The task: Leave out all images and set down the records exactly as given.
--- Data Enclosed Below ---
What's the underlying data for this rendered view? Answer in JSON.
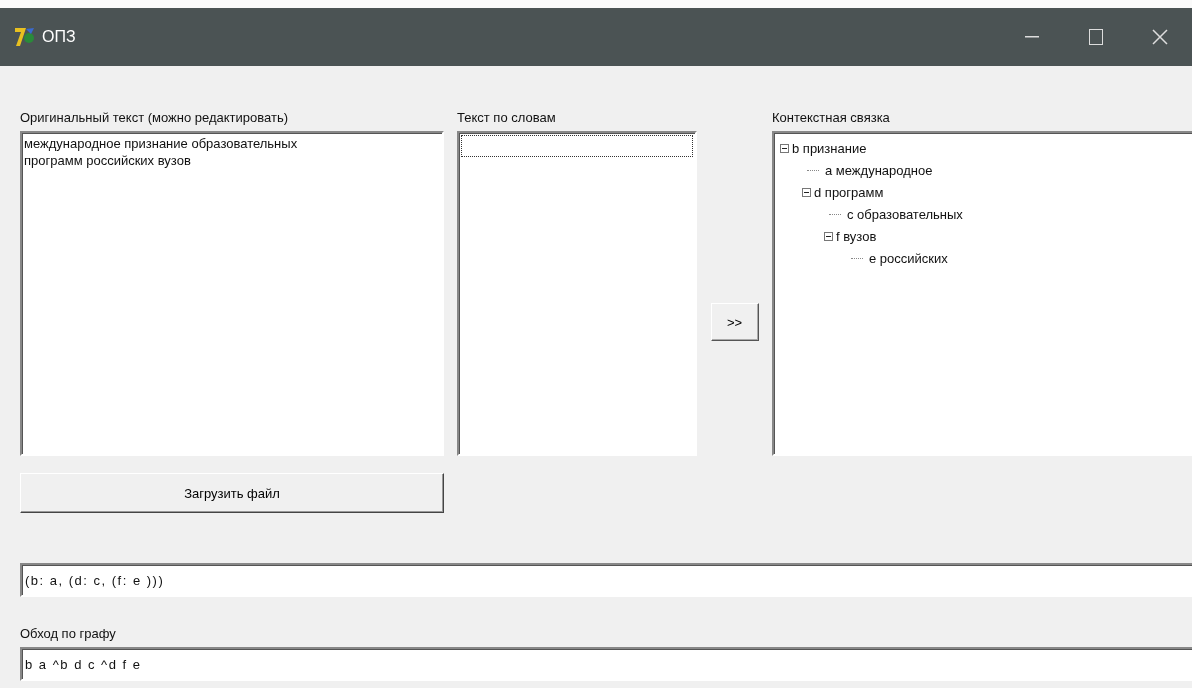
{
  "window": {
    "title": "ОПЗ"
  },
  "original_text": {
    "label": "Оригинальный текст (можно редактировать)",
    "value": "международное признание образовательных\nпрограмм российских вузов"
  },
  "words": {
    "label": "Текст по словам"
  },
  "transfer_button": {
    "label": ">>"
  },
  "context": {
    "label": "Контекстная связка",
    "tree": [
      {
        "label": "b признание",
        "expanded": true,
        "children": [
          {
            "label": "a международное"
          },
          {
            "label": "d программ",
            "expanded": true,
            "children": [
              {
                "label": "c образовательных"
              },
              {
                "label": "f вузов",
                "expanded": true,
                "children": [
                  {
                    "label": "e российских"
                  }
                ]
              }
            ]
          }
        ]
      }
    ]
  },
  "load_button": {
    "label": "Загрузить файл"
  },
  "structure_field": {
    "value": "(b: a, (d: c, (f: e )))"
  },
  "traversal": {
    "label": "Обход по графу",
    "value": "b a ^b d c ^d f e"
  }
}
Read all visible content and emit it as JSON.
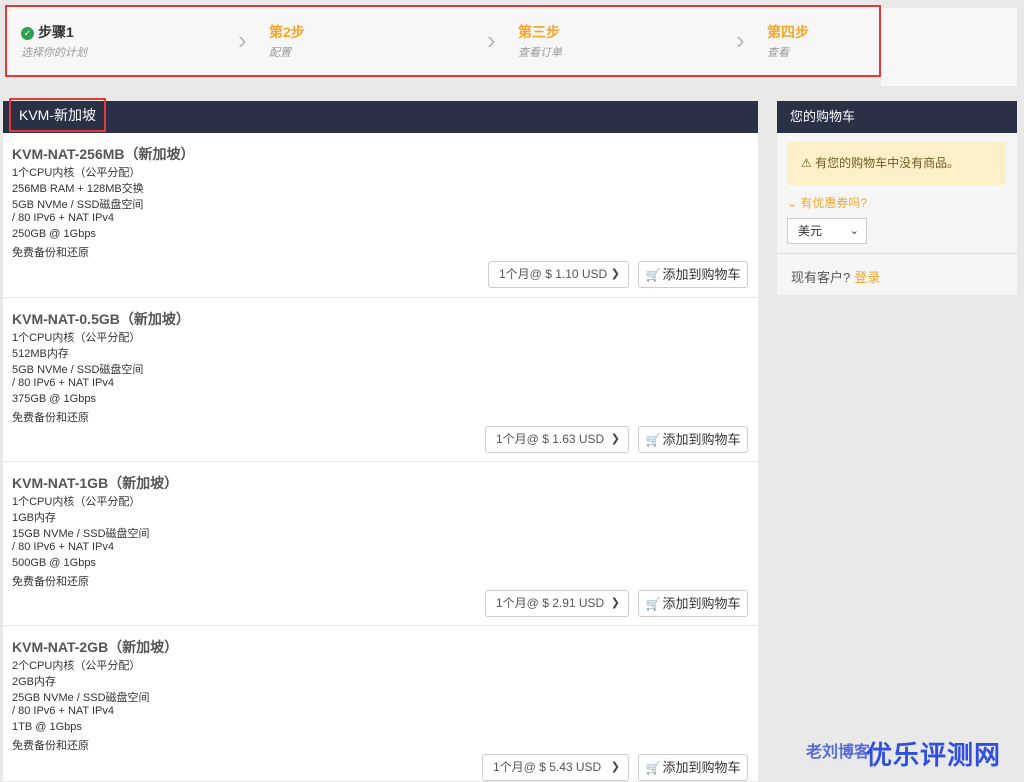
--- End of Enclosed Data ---
Completed task:
What's the underlying data for this rendered view? Answer in JSON.
{
  "window": {
    "title": "ОПЗ"
  },
  "original_text": {
    "label": "Оригинальный текст (можно редактировать)",
    "value": "международное признание образовательных\nпрограмм российских вузов"
  },
  "words": {
    "label": "Текст по словам"
  },
  "transfer_button": {
    "label": ">>"
  },
  "context": {
    "label": "Контекстная связка",
    "tree": [
      {
        "label": "b признание",
        "expanded": true,
        "children": [
          {
            "label": "a международное"
          },
          {
            "label": "d программ",
            "expanded": true,
            "children": [
              {
                "label": "c образовательных"
              },
              {
                "label": "f вузов",
                "expanded": true,
                "children": [
                  {
                    "label": "e российских"
                  }
                ]
              }
            ]
          }
        ]
      }
    ]
  },
  "load_button": {
    "label": "Загрузить файл"
  },
  "structure_field": {
    "value": "(b: a, (d: c, (f: e )))"
  },
  "traversal": {
    "label": "Обход по графу",
    "value": "b a ^b d c ^d f e"
  }
}
Read all visible content and emit it as JSON.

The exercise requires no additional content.